e17 on Ubuntu

Having looked at gOS recently, I decided that it was time to re-visit e17 myself on my Ubuntu system. I have used e17 in the past on Debian before I switched to Ubuntu.

There is a really cool script called easy_e17.sh that does all the work, and here is a how to that details the use of the script.

Now, I followed the steps, and have installed e17. The problem is that I don’t like it. I really want to, but it just does not look right when first installed. Although the themes are easy to install and change, they only affect the e17 elements. Gnome and GTK applications don’t look right.

With some effort it would be possible to match themes in e17, gnome, gtk etc., but I can’t be bothered. Am I getting lazy, or am I just not interested any more in fluff? Either way, it was a relief to get back into Gnome and all that Human consistency.

I will now just wait and see if anybody does a good Ubuntu derivative that has a fully configured e17 desktop. Failing that, I may keep e17 and whenever I am bored, chip away at the configuration until it feels right.

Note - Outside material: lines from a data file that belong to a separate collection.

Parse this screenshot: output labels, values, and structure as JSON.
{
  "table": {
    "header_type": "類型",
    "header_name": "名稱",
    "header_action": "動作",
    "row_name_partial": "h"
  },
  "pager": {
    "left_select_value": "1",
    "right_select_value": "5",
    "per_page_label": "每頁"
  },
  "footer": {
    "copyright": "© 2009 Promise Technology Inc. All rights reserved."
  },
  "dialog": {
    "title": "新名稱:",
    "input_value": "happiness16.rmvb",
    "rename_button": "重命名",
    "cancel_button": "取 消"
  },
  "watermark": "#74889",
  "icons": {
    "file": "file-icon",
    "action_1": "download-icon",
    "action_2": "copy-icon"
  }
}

Compiz in Ubuntu 7.10

One of the reasons that I wanted to upgrade to Ubuntu 7.10 before it was released was so that I could have a play with the new developments in compiz. It was therefore more than a little disappointing to discover that it did not work. When I tried to enable desktop effects, it would simply state that it could not, and would revert back to metacity.

At first, I was a little annoyed as I could not even see any error message as to why this had failed. Finally, for another reason, I started gnome-settings from the command line. When I then selected the appearance tool, and tried to turn on desktop effects, some useful information scrolled up the screen.

It would appear that by default, compiz checks that the graphics card has at least 64 MB or RAM before it will allow compiz to start. No doubt this is done for a good reason, but this does not help me with my 32 MB graphics card in my laptop.

A little bit of googling and I discover that compiz in Ubuntu has a wrapper script called /usr/bin/compiz A quick look in here and it is easy to see where the check for the RAM is done. I dropped the limit to 32 MB and tried again. Yay! Wobbly windows 🙂

Now all I need to do is find out how to configure compiz ….